Scout Finch 's Moral Lessons On Life And The Trial Essay

975 Words Oct 13th, 2015 4 Pages
Scout Finch is the opposite of the stereotypical person in her time. First off, she is the exact opposite of a so called “Lady”, choosing to wear overalls and play with Jem all day over mid day brunches and fancy dresses. More importantly are Scout’s beliefs on society. Scout is in constant confusion as to why people are treated the way they are. Like why she can’t spend the night with Calpurnia, or why she can’t have dinner with a Cunningham. This troubles Scout the most, who just can’t wrap her brain around why she is limited on what she can do with good hearted people. As she progresses through her Character Arc she seems to gain more insight into why, yet this does not changer her opinion that it is unfair. This is further characterized through her Father Atticus’s moral lessons on life and the trial he plays a role in. He teaches Scout that all people should be treated equal, and to not judge somebody without first imagining things from their position. Both of these ideals are quite the opposite of what is seen during the 1930’s, where linch mobs and corrupted trials killed hundreds of innocent people. Scouts morals are more aligned with equality and being understanding than the blatant hate people have for each other, due to someone’s race or social class.

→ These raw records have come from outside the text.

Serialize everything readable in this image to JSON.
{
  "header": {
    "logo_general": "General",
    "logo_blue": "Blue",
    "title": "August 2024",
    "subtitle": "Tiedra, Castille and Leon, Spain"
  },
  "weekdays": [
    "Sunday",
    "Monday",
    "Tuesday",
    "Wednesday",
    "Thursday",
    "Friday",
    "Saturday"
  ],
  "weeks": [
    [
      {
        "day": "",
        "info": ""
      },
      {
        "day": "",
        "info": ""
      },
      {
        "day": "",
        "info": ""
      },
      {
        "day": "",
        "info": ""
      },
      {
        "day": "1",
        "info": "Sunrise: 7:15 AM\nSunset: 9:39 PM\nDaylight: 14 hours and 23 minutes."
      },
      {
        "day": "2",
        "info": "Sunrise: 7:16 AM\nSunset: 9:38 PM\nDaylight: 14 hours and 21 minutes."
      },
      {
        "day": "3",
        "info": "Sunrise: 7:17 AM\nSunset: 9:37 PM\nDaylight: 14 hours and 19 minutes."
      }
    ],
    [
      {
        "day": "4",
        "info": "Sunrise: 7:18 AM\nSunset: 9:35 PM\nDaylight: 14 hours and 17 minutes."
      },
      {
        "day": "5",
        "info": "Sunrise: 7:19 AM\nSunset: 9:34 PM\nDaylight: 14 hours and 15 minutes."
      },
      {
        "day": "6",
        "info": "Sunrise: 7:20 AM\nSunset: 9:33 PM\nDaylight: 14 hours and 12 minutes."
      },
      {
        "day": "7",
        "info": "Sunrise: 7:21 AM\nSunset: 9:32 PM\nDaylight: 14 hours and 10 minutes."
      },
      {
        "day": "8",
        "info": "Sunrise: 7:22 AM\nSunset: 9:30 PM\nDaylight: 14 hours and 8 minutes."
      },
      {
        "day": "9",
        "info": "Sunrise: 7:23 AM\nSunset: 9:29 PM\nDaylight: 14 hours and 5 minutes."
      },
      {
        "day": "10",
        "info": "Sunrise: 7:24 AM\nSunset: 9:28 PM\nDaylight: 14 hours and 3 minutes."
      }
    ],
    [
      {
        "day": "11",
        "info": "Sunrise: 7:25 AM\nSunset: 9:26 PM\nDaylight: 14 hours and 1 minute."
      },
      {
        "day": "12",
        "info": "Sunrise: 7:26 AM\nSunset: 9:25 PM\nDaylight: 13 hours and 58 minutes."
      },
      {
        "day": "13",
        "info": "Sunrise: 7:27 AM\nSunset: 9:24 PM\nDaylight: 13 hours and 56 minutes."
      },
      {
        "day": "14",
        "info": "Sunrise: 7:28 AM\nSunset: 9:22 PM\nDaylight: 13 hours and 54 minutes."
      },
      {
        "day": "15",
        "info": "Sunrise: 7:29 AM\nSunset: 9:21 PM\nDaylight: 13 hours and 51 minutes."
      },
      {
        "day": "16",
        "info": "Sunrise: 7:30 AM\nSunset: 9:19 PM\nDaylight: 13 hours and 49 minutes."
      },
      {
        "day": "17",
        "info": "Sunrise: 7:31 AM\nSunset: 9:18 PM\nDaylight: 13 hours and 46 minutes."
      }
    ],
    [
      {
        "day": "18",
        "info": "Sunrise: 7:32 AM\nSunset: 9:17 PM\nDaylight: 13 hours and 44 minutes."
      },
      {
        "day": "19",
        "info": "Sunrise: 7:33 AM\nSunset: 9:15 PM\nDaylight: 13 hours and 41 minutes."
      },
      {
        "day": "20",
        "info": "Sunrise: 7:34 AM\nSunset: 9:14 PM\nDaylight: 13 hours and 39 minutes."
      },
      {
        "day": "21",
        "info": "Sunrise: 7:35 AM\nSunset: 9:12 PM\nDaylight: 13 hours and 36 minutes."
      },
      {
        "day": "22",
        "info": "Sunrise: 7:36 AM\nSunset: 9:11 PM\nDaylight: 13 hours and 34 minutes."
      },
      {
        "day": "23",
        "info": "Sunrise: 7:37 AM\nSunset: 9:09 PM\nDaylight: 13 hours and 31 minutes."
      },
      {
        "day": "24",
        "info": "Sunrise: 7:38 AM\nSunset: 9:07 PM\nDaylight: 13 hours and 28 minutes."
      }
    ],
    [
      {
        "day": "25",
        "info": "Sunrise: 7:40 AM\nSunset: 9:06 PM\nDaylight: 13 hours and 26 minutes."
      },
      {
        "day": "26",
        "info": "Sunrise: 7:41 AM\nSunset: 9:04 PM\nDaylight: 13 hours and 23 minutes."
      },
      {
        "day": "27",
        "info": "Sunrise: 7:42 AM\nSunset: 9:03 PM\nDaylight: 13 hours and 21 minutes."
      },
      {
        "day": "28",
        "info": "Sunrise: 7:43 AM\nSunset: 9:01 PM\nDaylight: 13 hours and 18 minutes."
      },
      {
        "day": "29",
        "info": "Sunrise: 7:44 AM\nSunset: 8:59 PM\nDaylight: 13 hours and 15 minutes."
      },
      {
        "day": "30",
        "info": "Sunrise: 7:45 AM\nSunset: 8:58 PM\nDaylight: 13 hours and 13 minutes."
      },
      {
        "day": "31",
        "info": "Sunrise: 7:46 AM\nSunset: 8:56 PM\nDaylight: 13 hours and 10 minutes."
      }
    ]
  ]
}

Scout has always been a bit of a rebel, trying to get out of school, sneaking into Boo Radley’s yard, or just plain going against societies stereotypes. Scout is definitely a tomboy, at times she is more of a boy…

Related Documents